Beginning market value (BMV) is the valuation at which a property or investment should exchange at the date of origination, and then at the beginning of each subsequent period. The beginning market value at the start of every period is thus equal to the ending market value of the previous period. Here, the market value is based on what both the buyer and seller (effectively, the market), deem to be the true value of the property in question. Market value is similar to market price given that the market remains efficient and the players are rational.

This may be contrasted with the Ending Market Value (EMV), which is the value of an investment at the end of the investment period. In private equity, the ending market value, also called the residual value, is the remaining equity that a limited partner has in a fund. It may also be contrasted with average market value (AMV), which is the average value of an investment over a certain period.
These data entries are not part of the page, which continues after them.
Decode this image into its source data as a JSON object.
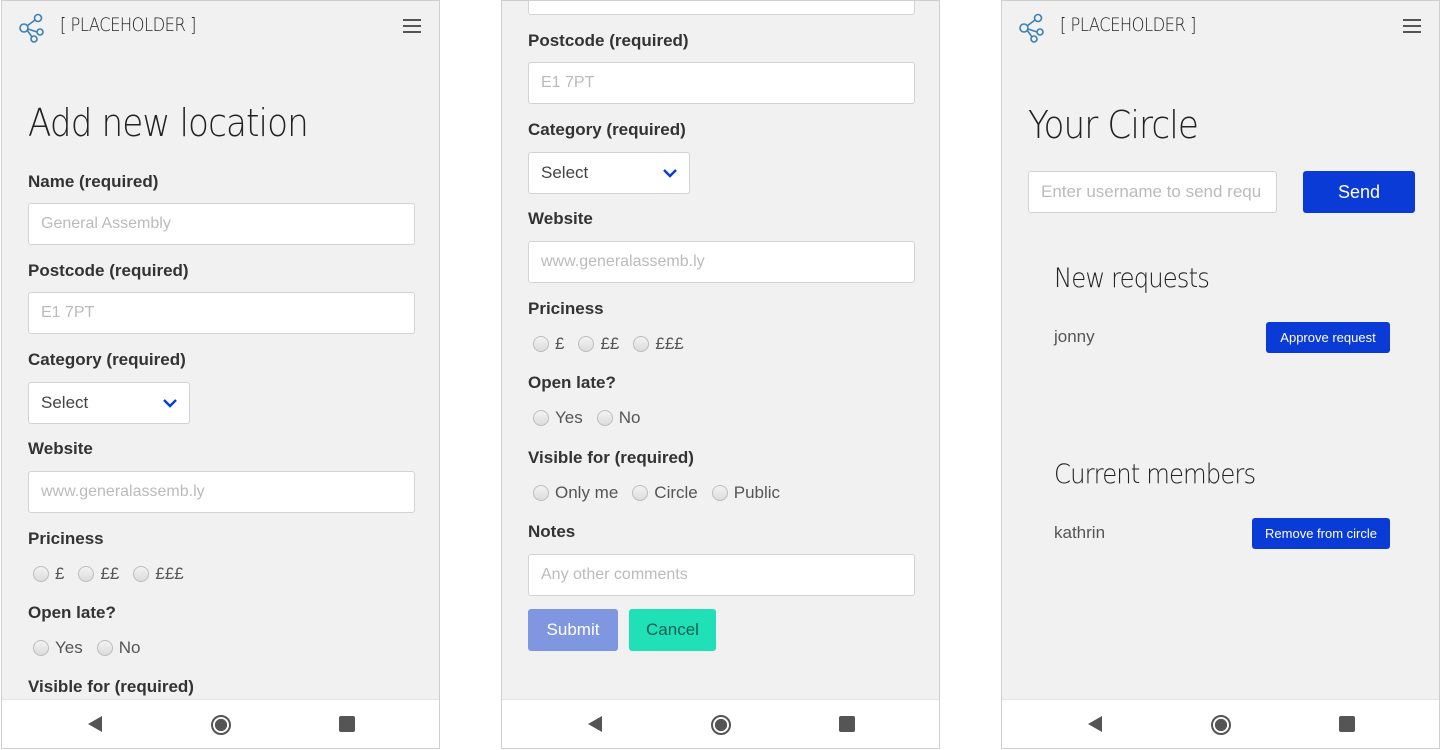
{
  "screen1": {
    "brand": "[ PLACEHOLDER ]",
    "title": "Add new location",
    "name_label": "Name (required)",
    "name_placeholder": "General Assembly",
    "postcode_label": "Postcode (required)",
    "postcode_placeholder": "E1 7PT",
    "category_label": "Category (required)",
    "category_value": "Select",
    "website_label": "Website",
    "website_placeholder": "www.generalassemb.ly",
    "priciness_label": "Priciness",
    "priciness_options": [
      "£",
      "££",
      "£££"
    ],
    "open_late_label": "Open late?",
    "open_late_options": [
      "Yes",
      "No"
    ],
    "visible_label": "Visible for (required)"
  },
  "screen2": {
    "postcode_label": "Postcode (required)",
    "postcode_placeholder": "E1 7PT",
    "category_label": "Category (required)",
    "category_value": "Select",
    "website_label": "Website",
    "website_placeholder": "www.generalassemb.ly",
    "priciness_label": "Priciness",
    "priciness_options": [
      "£",
      "££",
      "£££"
    ],
    "open_late_label": "Open late?",
    "open_late_options": [
      "Yes",
      "No"
    ],
    "visible_label": "Visible for (required)",
    "visible_options": [
      "Only me",
      "Circle",
      "Public"
    ],
    "notes_label": "Notes",
    "notes_placeholder": "Any other comments",
    "submit_label": "Submit",
    "cancel_label": "Cancel"
  },
  "screen3": {
    "brand": "[ PLACEHOLDER ]",
    "title": "Your Circle",
    "username_placeholder": "Enter username to send requ",
    "send_label": "Send",
    "new_requests_heading": "New requests",
    "requests": [
      {
        "user": "jonny",
        "action": "Approve request"
      }
    ],
    "members_heading": "Current members",
    "members": [
      {
        "user": "kathrin",
        "action": "Remove from circle"
      }
    ]
  },
  "colors": {
    "primary": "#0a3bd6",
    "submit": "#7f97e0",
    "cancel": "#1fe0b6",
    "logo": "#3a80b6"
  },
  "icons": {
    "logo": "share-network-icon",
    "menu": "hamburger-menu-icon",
    "chevron": "chevron-down-icon",
    "nav_back": "back-triangle-icon",
    "nav_home": "home-circle-icon",
    "nav_recent": "recent-apps-square-icon"
  }
}
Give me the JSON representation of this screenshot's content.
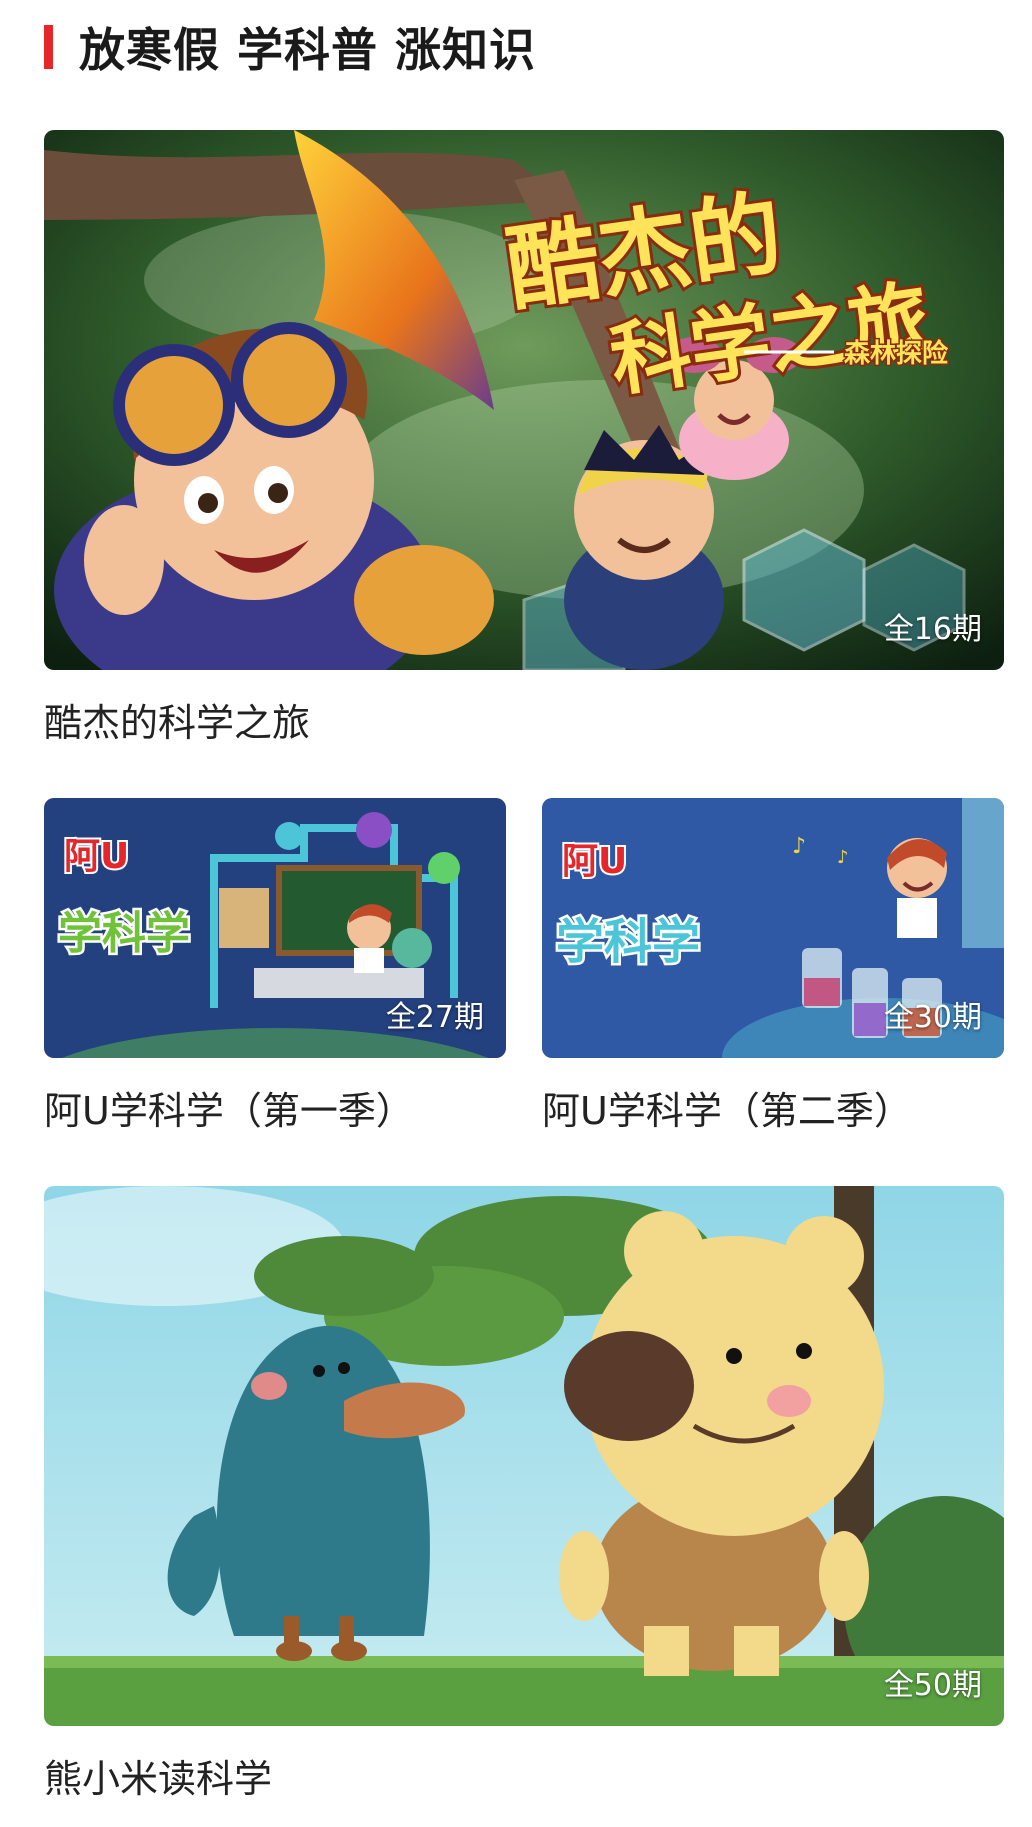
{
  "section": {
    "title": "放寒假 学科普 涨知识",
    "accent_color": "#e5262b"
  },
  "cards": [
    {
      "title": "酷杰的科学之旅",
      "episodes": "全16期",
      "art_title_line1": "酷杰的",
      "art_title_line2": "科学之旅",
      "art_subtitle": "森林探险"
    },
    {
      "title": "阿U学科学（第一季）",
      "episodes": "全27期",
      "art_logo_top": "阿U",
      "art_logo_bottom": "学科学"
    },
    {
      "title": "阿U学科学（第二季）",
      "episodes": "全30期",
      "art_logo_top": "阿U",
      "art_logo_bottom": "学科学"
    },
    {
      "title": "熊小米读科学",
      "episodes": "全50期"
    }
  ]
}
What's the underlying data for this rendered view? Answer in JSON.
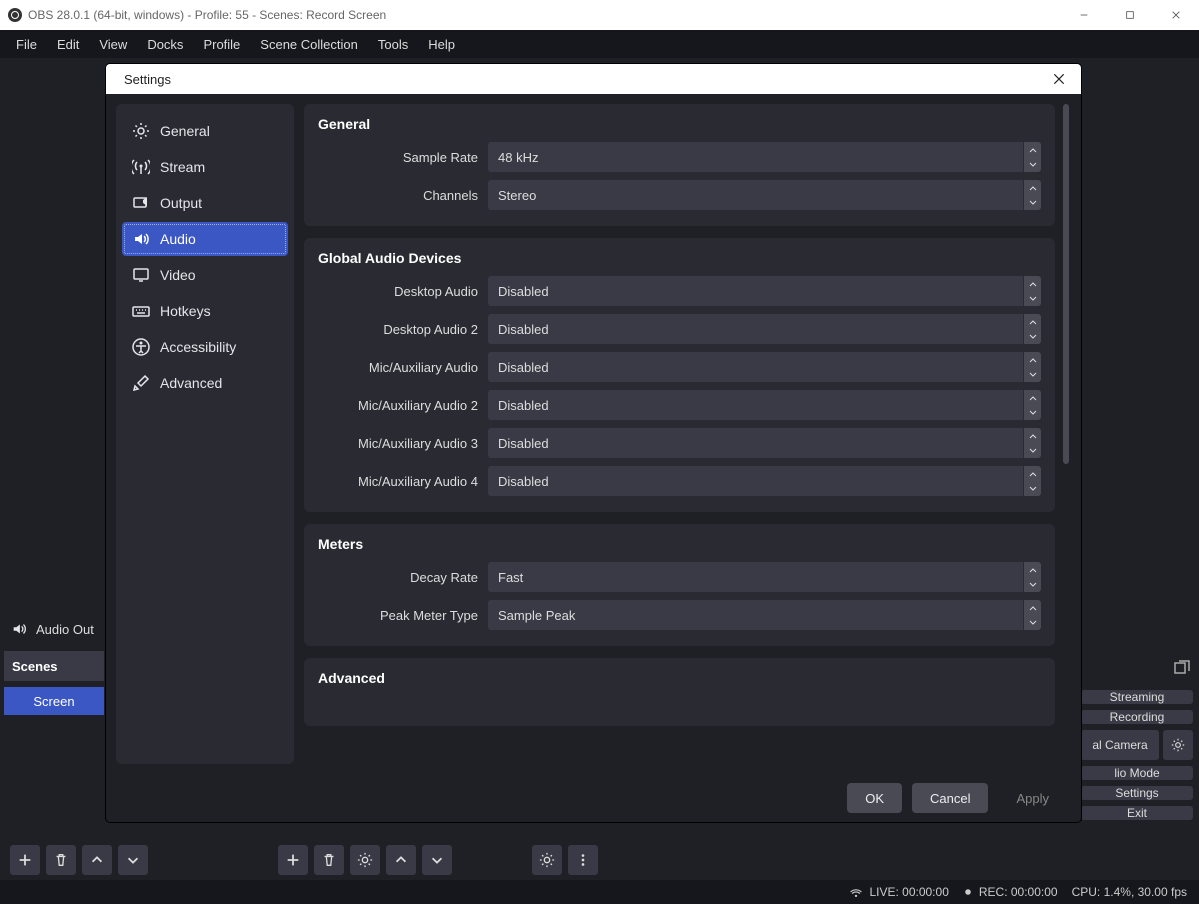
{
  "window": {
    "title": "OBS 28.0.1 (64-bit, windows) - Profile: 55 - Scenes: Record Screen"
  },
  "menubar": [
    "File",
    "Edit",
    "View",
    "Docks",
    "Profile",
    "Scene Collection",
    "Tools",
    "Help"
  ],
  "dialog": {
    "title": "Settings",
    "sidebar": [
      {
        "label": "General",
        "icon": "gear"
      },
      {
        "label": "Stream",
        "icon": "antenna"
      },
      {
        "label": "Output",
        "icon": "output"
      },
      {
        "label": "Audio",
        "icon": "speaker",
        "active": true
      },
      {
        "label": "Video",
        "icon": "monitor"
      },
      {
        "label": "Hotkeys",
        "icon": "keyboard"
      },
      {
        "label": "Accessibility",
        "icon": "accessibility"
      },
      {
        "label": "Advanced",
        "icon": "tools"
      }
    ],
    "sections": {
      "general": {
        "title": "General",
        "fields": [
          {
            "label": "Sample Rate",
            "value": "48 kHz"
          },
          {
            "label": "Channels",
            "value": "Stereo"
          }
        ]
      },
      "devices": {
        "title": "Global Audio Devices",
        "fields": [
          {
            "label": "Desktop Audio",
            "value": "Disabled"
          },
          {
            "label": "Desktop Audio 2",
            "value": "Disabled"
          },
          {
            "label": "Mic/Auxiliary Audio",
            "value": "Disabled"
          },
          {
            "label": "Mic/Auxiliary Audio 2",
            "value": "Disabled"
          },
          {
            "label": "Mic/Auxiliary Audio 3",
            "value": "Disabled"
          },
          {
            "label": "Mic/Auxiliary Audio 4",
            "value": "Disabled"
          }
        ]
      },
      "meters": {
        "title": "Meters",
        "fields": [
          {
            "label": "Decay Rate",
            "value": "Fast"
          },
          {
            "label": "Peak Meter Type",
            "value": "Sample Peak"
          }
        ]
      },
      "advanced": {
        "title": "Advanced"
      }
    },
    "buttons": {
      "ok": "OK",
      "cancel": "Cancel",
      "apply": "Apply"
    }
  },
  "behind": {
    "audio_out": "Audio Out",
    "scenes_title": "Scenes",
    "scene_item": "Screen",
    "right": {
      "streaming": "Streaming",
      "recording": "Recording",
      "camera": "al Camera",
      "studio": "lio Mode",
      "settings": "Settings",
      "exit": "Exit"
    }
  },
  "status": {
    "live": "LIVE: 00:00:00",
    "rec": "REC: 00:00:00",
    "cpu": "CPU: 1.4%, 30.00 fps"
  }
}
BREAKING DOWN Beginning Market Value (BMV)

The beginning market value (BMV) is the total value of securities held in an investment account at the beginning of a reporting period, for instance each quarter. In an account with a number of investments including stocks, bonds, options, and mutual funds will have a BMV will typically be calculated for each asset type individually. It can also be referred to as the value of an investment at the time its position is first entered.

The BMV is simply the ending market value of the previous period. The ending market value of the previous period is calculated as the beginning market value at time t-1 multiplied by 1 plus the rate of returned over that period. By looking at the ending market value and comparing it to the beginning market value, we can see how much return we have made for the current period. These periodic returns can be linked together in a time-weighted rate of return to calculate a multi-period rate of return.

For example, assume that in time t=0 the beginning market value of a share of XYZ stock is $10.00. Returns are assessed on a monthly basis. After a month passes (time t=1), the market value of XYZ stock is $12.00. So the BMV for time t=0 is $10 and its EMV is $12.00, generating a 20% return on investment (ROI). $12.00 is therefore the beginning market value at time t=1, and so on.